It’s such a non-serious effort that they haven’t figured out a lot of basics, like: who would own AB InBev if they succeed?

Would they keep making Budweiser if they bought the company out?

“Let’s wait ‘til we get there,” said Julia Herz. “But that’d be a fun conversation to have and a major plot twist, wouldn’t it?”

Some in the beer scene have watched in horror as AB InBev (the parent company of Anheuser Bush/Budweiser) bought out several popular craft beer brands.

In Colorado, it was Breckenridge brewing. But, that wasn’t the first acquisition in the craft world by the giant publicly-traded beer company.

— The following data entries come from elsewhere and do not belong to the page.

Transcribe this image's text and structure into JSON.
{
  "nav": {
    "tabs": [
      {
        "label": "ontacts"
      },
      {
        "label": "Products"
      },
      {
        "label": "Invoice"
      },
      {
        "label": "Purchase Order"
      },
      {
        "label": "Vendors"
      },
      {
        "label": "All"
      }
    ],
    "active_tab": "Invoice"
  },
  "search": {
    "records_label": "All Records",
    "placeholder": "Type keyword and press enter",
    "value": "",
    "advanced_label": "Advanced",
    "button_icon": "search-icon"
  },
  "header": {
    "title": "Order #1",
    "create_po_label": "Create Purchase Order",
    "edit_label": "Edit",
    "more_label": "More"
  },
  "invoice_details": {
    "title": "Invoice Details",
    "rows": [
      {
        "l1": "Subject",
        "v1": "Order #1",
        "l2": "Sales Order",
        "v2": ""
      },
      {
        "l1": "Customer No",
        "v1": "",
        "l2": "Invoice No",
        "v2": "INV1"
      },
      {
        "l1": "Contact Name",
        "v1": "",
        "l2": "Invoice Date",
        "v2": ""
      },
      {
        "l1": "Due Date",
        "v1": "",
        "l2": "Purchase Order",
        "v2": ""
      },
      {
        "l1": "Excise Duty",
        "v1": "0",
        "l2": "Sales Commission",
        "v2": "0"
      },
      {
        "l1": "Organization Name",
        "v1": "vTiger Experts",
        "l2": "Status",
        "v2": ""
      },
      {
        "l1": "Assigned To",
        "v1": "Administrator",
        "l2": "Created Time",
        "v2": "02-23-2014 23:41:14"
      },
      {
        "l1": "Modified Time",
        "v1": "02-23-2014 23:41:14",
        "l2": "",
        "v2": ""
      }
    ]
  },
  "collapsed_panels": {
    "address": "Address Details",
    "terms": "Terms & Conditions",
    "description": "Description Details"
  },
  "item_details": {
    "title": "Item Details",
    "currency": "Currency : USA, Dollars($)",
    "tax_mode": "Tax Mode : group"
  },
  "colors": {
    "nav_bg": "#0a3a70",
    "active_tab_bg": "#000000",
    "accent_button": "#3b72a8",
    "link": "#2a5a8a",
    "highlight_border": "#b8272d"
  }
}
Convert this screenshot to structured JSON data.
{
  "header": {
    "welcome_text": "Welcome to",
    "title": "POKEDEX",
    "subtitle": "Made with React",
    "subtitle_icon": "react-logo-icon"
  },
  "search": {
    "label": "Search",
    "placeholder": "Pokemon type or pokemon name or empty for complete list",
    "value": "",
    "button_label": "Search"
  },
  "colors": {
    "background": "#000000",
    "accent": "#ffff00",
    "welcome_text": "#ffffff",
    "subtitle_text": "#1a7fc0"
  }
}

AB InBev owns ten craft labels, including Goose Island, 10 Barrel, and Elysian.

Herz says there’s nothing inherently wrong with a brewer building their brand and selling to a bigger company for a profit. She says the Brewers Association’s beef is that customers aren’t aware of who owns some of these craft brands.

“The confusion that’s been created is strange. There’s not a sense of transparency,” Herz said. “Breckenridge has sold and you cannot tell by the beer label that they are owned by the largest conglomerate for beer in the world.”

Breckenridge Brewery did not immediately respond to our email asking for comment.

The Brewers Association isn’t treating the crowdfunding campaign as a terribly serious effort.

Donors aren’t asked to enter any form of payment to pledge a dollar amount toward the goal, but they are asked to check a box to “agree that we'll be in touch if somehow, miraculously, against every odd, the $213 billion crowdfunding goal is reached.”

By lunchtime Monday, the website for the campaign already reported 1,435 pledges totaling $441,500 — or 0.0002 percent of the goal.